The challenge here is that it was only three days earlier that Cornelius had his vision. So is this an error?
First of all, it seems highly unlikely that Luke, a trained physician, can’t count, or that he made a silly math error that would have been caught when proofreading. There must be an explanation. And there is.
The answer is the different way in which people count days. When I travel, my wife Robin will talk about how many days I will be gone. If I leave on a Saturday and return on the next Friday, how many days will I be gone? I say 7 days. Robin says 5 days; she doesn’t count the days she will see me, namely Saturday and Friday.
What’s happening in Acts 10:30 is that Cornelius is counting the day he saw the vision as one day. We tend not to do that.

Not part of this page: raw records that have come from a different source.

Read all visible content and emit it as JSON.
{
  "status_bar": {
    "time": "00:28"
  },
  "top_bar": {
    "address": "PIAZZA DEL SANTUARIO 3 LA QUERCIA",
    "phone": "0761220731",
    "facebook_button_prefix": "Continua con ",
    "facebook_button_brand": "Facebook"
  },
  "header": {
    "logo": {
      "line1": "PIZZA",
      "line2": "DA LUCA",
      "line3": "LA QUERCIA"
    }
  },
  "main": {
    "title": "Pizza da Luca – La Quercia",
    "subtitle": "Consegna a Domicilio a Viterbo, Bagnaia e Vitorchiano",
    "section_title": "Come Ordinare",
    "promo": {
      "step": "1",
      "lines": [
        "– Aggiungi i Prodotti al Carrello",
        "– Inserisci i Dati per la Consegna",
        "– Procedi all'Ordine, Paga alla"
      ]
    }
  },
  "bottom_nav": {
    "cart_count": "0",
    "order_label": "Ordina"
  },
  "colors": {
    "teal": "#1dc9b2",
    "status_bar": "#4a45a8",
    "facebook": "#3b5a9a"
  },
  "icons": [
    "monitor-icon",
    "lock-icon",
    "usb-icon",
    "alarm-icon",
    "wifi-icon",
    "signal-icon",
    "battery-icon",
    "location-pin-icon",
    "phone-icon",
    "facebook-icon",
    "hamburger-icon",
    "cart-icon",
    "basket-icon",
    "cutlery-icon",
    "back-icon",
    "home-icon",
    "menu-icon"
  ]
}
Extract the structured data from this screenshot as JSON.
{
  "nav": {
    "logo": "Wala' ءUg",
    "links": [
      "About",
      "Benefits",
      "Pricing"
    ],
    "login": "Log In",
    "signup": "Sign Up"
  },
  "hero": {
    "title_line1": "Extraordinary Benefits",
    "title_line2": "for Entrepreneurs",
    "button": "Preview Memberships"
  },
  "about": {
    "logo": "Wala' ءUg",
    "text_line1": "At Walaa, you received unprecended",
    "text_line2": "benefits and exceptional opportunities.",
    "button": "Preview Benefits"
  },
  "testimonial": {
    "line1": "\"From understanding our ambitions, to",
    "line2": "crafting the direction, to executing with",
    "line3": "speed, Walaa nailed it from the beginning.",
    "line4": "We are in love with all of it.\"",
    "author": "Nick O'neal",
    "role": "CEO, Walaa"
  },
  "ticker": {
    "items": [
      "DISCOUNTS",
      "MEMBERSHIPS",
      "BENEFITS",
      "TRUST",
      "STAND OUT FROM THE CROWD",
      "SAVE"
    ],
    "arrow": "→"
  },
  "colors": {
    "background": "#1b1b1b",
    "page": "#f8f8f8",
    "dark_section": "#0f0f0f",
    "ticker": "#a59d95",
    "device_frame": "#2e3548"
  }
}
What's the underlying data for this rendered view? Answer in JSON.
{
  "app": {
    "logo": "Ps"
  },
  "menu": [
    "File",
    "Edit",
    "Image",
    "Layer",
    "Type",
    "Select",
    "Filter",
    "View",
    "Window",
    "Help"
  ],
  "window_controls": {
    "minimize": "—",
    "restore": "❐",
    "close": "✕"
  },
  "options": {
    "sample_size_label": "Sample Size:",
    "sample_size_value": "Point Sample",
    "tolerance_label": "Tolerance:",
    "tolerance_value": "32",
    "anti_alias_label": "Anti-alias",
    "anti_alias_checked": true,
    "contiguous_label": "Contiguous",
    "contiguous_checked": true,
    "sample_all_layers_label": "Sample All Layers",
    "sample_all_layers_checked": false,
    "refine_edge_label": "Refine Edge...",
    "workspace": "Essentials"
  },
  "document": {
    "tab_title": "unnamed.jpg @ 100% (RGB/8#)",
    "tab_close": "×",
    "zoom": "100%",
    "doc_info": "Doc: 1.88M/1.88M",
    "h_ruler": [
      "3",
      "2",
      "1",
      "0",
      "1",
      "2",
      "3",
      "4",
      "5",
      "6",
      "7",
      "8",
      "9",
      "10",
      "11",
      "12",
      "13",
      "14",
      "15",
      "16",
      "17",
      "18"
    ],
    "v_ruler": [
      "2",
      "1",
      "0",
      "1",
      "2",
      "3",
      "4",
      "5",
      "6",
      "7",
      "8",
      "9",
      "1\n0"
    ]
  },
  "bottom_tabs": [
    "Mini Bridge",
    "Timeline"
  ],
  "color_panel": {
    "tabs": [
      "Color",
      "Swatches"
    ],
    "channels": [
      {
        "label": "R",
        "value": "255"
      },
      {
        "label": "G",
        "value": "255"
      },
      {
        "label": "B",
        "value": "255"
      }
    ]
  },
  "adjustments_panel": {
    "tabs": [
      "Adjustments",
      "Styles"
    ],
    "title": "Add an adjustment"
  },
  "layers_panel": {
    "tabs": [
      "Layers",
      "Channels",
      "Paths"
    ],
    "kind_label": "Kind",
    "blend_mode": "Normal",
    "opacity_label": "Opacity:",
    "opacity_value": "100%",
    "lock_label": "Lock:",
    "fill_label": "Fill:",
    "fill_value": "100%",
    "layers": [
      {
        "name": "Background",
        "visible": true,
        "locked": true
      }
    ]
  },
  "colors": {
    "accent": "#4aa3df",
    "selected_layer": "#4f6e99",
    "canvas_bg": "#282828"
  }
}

|Friends come to Caesarea||Day 2||Day 1|
|Travel to Caesarea||Day 3||Day 2|
|Meet with Cornelius||Day 4||Day 3|
So this is not an error but an alternate way of counting days.
The Greek does nto actually say "flour days." It says ἀπὸ τετάρτης ἡμέρας, from the fourth day. This refers to three days ago.